The techniques of fertilization are increasingly used to achieve a pregnancy, although this does not represent damage to the mother or to the baby, in the future they could have any effect.
A study published in the journal of medicine, Human Reproduction says that the sons of men subjected to techniques of fertilization have lower quantity and quality of sperm than those who were born in the traditional way.
The report details that this occurs in men who, due to infertility, were submitted to the treatment of intracytoplasmic sperm (ICSI for its acronym in English).
The researchers analyzed a group of 54 men between 18 and 22 years born by ivf, and another group of children born spontaneously.
As a result, it was found that those who were born by techniques of fertilization had almost half of the concentration of sperm and two times less in sperm count and total and total.
In comparison with those that were born spontaneously, the ICSIs were three times more likely to have sperm concentrations below 15 million per milliliter of semen.
This procedure was initiated in the Centre of Reproductive Medicine of the Vrije Universiteit Brussel (VUB), in Brussels, Belgium, by Professor André Van Steirteghem, one of the co-authors of this research.
On 14 January 1992 the first baby was born by injection and by 1996, 54 births were registered.
ICSI involves injecting sperm from the father directly in the egg of the mother in a laboratory.
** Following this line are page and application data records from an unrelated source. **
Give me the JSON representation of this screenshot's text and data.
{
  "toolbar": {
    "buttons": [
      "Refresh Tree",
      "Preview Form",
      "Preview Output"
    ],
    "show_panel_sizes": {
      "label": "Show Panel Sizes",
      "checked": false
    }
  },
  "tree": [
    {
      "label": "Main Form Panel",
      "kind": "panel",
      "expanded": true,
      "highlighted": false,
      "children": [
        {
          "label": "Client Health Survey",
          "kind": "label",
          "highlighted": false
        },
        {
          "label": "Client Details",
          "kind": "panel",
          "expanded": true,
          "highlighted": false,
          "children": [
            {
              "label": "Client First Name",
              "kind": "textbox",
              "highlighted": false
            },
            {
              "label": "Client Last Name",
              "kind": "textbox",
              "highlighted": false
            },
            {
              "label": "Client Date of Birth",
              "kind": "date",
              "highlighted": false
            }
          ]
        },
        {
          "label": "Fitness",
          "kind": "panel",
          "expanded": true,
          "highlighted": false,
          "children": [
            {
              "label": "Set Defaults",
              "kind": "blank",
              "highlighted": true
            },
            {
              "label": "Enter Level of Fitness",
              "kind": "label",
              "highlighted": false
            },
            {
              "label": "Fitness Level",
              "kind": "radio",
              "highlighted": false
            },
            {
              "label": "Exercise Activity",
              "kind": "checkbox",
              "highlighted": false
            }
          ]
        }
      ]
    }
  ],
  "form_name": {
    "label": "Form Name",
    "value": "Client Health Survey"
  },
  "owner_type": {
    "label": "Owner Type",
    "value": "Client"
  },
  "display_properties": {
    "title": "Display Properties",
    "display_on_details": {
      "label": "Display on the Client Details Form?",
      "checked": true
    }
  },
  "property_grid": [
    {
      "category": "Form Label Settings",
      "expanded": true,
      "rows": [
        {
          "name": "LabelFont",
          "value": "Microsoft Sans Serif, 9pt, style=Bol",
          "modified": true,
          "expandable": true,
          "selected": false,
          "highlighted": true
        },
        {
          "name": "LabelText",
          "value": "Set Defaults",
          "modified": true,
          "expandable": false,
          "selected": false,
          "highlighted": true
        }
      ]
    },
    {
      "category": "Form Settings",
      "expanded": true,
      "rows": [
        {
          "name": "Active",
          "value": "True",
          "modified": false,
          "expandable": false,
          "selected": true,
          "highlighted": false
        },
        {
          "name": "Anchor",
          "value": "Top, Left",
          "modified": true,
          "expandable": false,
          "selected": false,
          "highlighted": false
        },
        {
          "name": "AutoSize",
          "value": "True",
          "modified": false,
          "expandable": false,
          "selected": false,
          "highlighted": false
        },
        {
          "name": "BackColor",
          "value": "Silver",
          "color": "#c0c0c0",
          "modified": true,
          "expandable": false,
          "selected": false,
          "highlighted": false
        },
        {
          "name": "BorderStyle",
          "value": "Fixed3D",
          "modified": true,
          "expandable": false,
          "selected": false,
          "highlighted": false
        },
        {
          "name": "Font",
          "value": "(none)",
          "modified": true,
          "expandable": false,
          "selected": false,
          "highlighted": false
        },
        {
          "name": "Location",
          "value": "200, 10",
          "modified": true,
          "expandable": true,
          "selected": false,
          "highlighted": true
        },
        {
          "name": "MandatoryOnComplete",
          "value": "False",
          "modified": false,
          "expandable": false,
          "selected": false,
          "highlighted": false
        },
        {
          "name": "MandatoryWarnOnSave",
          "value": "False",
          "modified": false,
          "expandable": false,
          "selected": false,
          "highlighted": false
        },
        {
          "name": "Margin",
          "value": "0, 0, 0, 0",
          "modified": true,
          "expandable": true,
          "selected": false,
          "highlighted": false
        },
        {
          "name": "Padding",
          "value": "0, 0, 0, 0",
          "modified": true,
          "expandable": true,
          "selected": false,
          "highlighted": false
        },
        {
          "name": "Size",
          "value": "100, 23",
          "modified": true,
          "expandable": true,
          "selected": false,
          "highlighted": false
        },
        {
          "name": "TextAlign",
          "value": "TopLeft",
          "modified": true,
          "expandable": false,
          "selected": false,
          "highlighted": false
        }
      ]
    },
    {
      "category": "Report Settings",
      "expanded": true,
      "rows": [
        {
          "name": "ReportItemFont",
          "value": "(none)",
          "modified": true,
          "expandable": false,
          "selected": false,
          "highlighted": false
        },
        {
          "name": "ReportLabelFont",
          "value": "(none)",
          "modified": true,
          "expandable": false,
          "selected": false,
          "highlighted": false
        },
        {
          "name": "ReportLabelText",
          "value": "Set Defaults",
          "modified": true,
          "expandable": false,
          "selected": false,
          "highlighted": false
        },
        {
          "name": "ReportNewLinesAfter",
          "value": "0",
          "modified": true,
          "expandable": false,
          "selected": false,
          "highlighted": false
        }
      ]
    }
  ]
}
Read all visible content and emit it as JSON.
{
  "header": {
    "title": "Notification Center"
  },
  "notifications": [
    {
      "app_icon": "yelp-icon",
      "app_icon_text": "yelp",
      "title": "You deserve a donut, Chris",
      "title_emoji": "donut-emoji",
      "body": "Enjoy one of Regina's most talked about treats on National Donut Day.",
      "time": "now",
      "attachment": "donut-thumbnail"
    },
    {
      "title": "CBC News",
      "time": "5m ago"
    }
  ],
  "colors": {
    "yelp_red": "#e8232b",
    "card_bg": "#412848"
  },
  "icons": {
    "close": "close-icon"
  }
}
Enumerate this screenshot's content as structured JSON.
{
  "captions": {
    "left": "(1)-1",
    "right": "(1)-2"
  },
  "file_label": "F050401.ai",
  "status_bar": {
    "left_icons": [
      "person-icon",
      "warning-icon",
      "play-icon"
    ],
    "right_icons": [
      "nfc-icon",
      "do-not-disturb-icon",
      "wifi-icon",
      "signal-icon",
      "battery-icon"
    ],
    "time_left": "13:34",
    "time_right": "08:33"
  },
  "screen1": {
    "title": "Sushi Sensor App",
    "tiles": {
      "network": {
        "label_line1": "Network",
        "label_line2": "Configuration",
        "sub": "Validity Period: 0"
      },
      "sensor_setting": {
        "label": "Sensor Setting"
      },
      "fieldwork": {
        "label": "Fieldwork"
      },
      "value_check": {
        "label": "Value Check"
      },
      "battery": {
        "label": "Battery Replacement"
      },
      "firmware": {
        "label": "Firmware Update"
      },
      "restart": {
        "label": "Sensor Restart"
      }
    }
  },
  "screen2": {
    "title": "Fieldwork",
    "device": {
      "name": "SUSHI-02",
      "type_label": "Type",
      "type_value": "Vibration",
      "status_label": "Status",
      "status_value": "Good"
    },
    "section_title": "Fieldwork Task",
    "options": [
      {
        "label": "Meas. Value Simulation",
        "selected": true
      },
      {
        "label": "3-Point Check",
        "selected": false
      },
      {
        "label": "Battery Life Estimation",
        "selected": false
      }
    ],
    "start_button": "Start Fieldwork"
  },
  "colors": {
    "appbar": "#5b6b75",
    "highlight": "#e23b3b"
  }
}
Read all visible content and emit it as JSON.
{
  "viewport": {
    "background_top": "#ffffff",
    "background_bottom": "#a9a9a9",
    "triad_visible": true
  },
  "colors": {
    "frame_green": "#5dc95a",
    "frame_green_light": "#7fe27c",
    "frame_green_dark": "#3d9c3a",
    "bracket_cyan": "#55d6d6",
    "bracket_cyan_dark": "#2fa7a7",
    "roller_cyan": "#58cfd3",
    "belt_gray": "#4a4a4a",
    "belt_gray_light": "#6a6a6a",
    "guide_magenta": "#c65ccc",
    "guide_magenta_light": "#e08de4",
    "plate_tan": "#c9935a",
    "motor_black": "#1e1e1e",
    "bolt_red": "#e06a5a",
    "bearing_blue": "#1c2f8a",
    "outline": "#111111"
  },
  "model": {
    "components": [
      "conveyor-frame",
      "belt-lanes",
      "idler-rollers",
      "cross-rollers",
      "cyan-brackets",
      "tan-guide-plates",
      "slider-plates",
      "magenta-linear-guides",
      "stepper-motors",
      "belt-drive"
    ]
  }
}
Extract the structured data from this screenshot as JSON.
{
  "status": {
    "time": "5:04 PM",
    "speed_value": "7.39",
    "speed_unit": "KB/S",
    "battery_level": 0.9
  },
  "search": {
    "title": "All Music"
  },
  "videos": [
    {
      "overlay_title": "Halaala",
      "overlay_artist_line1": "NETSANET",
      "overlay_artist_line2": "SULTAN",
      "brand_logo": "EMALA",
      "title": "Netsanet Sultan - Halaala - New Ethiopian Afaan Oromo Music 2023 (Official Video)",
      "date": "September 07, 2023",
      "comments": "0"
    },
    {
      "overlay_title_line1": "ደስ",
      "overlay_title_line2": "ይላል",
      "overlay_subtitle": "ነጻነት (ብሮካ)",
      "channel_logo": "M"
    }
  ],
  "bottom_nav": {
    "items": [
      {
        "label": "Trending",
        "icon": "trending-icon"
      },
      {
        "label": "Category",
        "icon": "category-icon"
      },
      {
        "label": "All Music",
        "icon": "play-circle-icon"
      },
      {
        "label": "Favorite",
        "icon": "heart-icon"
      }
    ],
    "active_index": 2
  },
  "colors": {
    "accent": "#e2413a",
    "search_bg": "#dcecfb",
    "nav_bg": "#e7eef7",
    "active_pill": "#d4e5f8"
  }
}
Subsequently, the fertilized egg is placed in the belly to achieve pregnancy.
This is a very effective method for those men with sperm of low mobility, because the best are chosen and those are injected in the ovum.
The results are not unexpected
As always Steirteghem and his colleagues knew that the child runs a high risk of inheriting fertility problems from the father, although the results of ICSI could not be confirmed in its entirety due to its young age.
“These results are not unexpected: before ICSI have been done, the expectant parents have been informed that it is very possible that their children may have problems with semen and sperm, as well as their parents”. For all parents, this information was not a reason to refrain from passing by the ICSI, since they said: “If this happens, the ICSI will also be a solution for our children,”, recognizes Professor Van Steirteghem.
Explains that the results of ICSI indicate that a degree of “sub-fecundity” was transmitted to the children, although are necessary more studies, because, although genetics may be important in infertility, other factors may also be involved.
“These findings highlight the need to continue and expand other follow-up studies of children conceived through assisted reproductive techniques, for example, analysis of paired samples of parents and children, and see a greater number of descendants. A challenging project for the VUB however, the health authorities and the funding agencies must provide the means to answer questions about the effects of genetics, mode of conception, patterns of fetal growth and birth weight on the fertility of the men of the ICSI “, he concludes.
“do Not be afraid to approach the patients, even though they teach us in school that we should be a little isolated from the emotions of the patients, I think that, as a human being, you must feel this pain, you must prove those wins and take advantage of these sad moments That makes you a better doctor, scientist and, above all, a human being “, he emphasizes.